The titles of the two poems, like those of the two volumes, have symbolic undertones. The lamb stands for innocence and simplicity, meekness and mildness. The tiger signifies strength and wildness, force and violence. In fact, the two creatures symbolize the two different aspects of life and creation.
Again, Blake’s use of different materials in the songs are meaningfully symbolic. ‘The stream’ and ‘the mead’, meant for the lamb, signify singularly ‘clearness’ and ‘smoothness’ respectively. The reference to God, as calling Himself ‘a lamb’ and synthesizing Himself with it and the child, symbolizes His gentility, generosity and tenderness. The lamb and the child are, no doubt, the symbols of God in their purity and simplicity.

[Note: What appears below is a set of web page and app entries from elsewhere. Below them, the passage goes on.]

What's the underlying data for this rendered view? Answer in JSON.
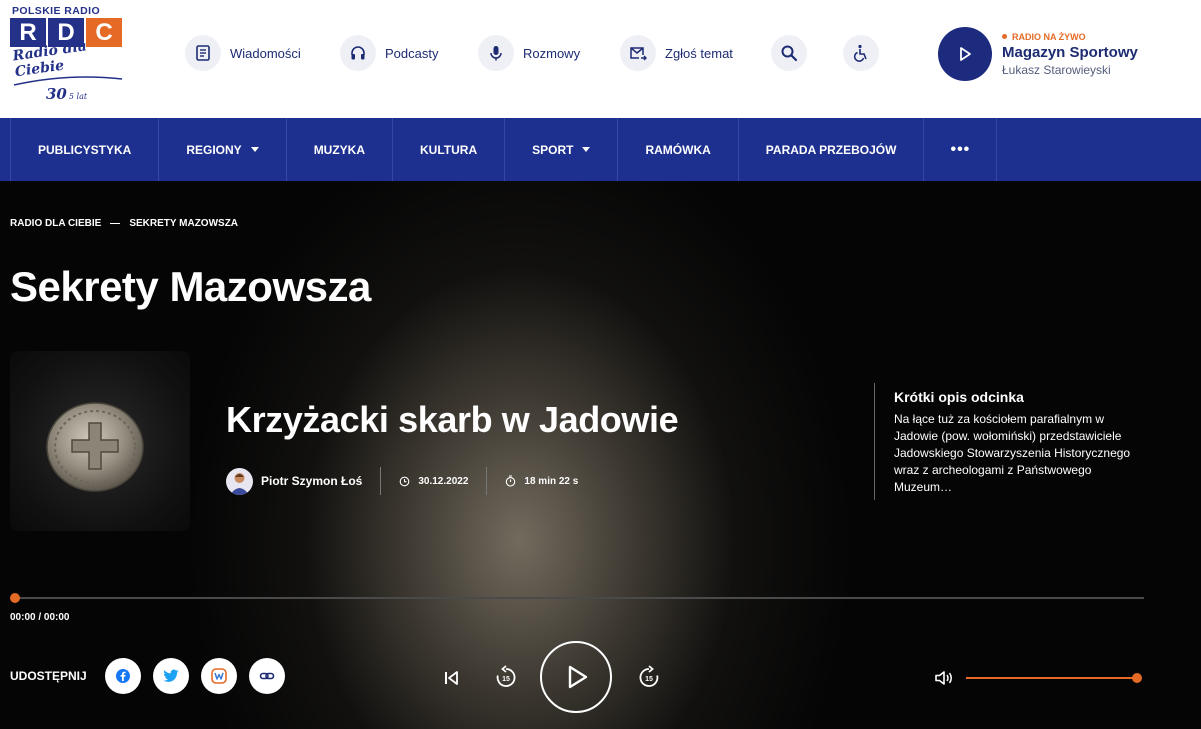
{
  "logo": {
    "top_text": "POLSKIE RADIO",
    "letters": [
      "R",
      "D",
      "C"
    ],
    "script": "Radio dla Ciebie",
    "anniversary_number": "30",
    "anniversary_suffix": "5 lat"
  },
  "topnav": [
    {
      "label": "Wiadomości",
      "icon": "news-icon"
    },
    {
      "label": "Podcasty",
      "icon": "headphones-icon"
    },
    {
      "label": "Rozmowy",
      "icon": "microphone-icon"
    },
    {
      "label": "Zgłoś temat",
      "icon": "mail-send-icon"
    }
  ],
  "live": {
    "tag": "RADIO NA ŻYWO",
    "title": "Magazyn Sportowy",
    "host": "Łukasz Starowieyski"
  },
  "mainnav": [
    "PUBLICYSTYKA",
    "REGIONY",
    "MUZYKA",
    "KULTURA",
    "SPORT",
    "RAMÓWKA",
    "PARADA PRZEBOJÓW"
  ],
  "mainnav_more": "•••",
  "breadcrumb": [
    "RADIO DLA CIEBIE",
    "SEKRETY MAZOWSZA"
  ],
  "page_title": "Sekrety Mazowsza",
  "episode": {
    "title": "Krzyżacki skarb w Jadowie",
    "author": "Piotr Szymon Łoś",
    "date": "30.12.2022",
    "duration": "18 min 22 s"
  },
  "description": {
    "title": "Krótki opis odcinka",
    "body": "Na łące tuż za kościołem parafialnym w Jadowie (pow. wołomiński) przedstawiciele Jadowskiego Stowarzyszenia Historycznego wraz z archeologami z Państwowego Muzeum…"
  },
  "player": {
    "timecode": "00:00 / 00:00",
    "progress": 0,
    "volume": 1.0,
    "skip_seconds": "15"
  },
  "share": {
    "label": "UDOSTĘPNIJ"
  },
  "colors": {
    "brand_blue": "#1d2f8f",
    "accent_orange": "#e46a26"
  }
}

Similarly, in The Tyger ‘the forests of darkness’ stands for the gloom of evil which needs the strength of a fierce force to be totally dispelled. The ‘fearful symmetry’ of the tiger, too, suggests the balanced shape and the terrible look of the tiger. ‘The fire’, seized by the Creator’s hand to put into the tiger’s eyes, has a mythological symbol of the Promethean fire, stolen by the great Titan from Heaven for the benefit of mankind.
The poem The Lamb emphasizes the plain, innocent faith in the creation that is so grand and full of blessings. The other poem, however, evokes a different sensation. This is one of wonder and excitement, fear and bewilderment. The child’s intuitive belief is found replaced by his ingenuous curiosity. He does no more speak complacently of the Creator. He is rather haunted by the doubt about the propriety of the creation. This change in approach signifies the childhood growth from absolute innocence to the vexatious experience. A symbolic sense is not absent here.
Then there is the child’s question, apparently simple and spontaneous:
Did he who made the Lamb make thee?
The child gives no answer for that would be unbecoming of childhood. But this simple question bears out a significant truth about creation. The lamb and the tiger, two entirely contrary creatures, signify the variety of creation. And variety is always a mark of immensity in creation. The Creator’s marvelous potency is subtly symbolised here. This definitely strikes a symbolic mysticism about creation, although expressed very plainly in a little child’s wonder and interrogation.
It is to be noted here that Blake’s symbolism, though strongly meaningful, is nothing abstruse or incoherent, like Coleridge’s in Christabel or Kubla Khan, nor is this subtly mystical like Wordsworth’s as in Tintern Abbey or Immortality Ode. This is all clear, compact, deeply impressive and thoroughly coherent. Blake is plainly childlike, yet mystically suggestive and distinctly convincing and meaningful.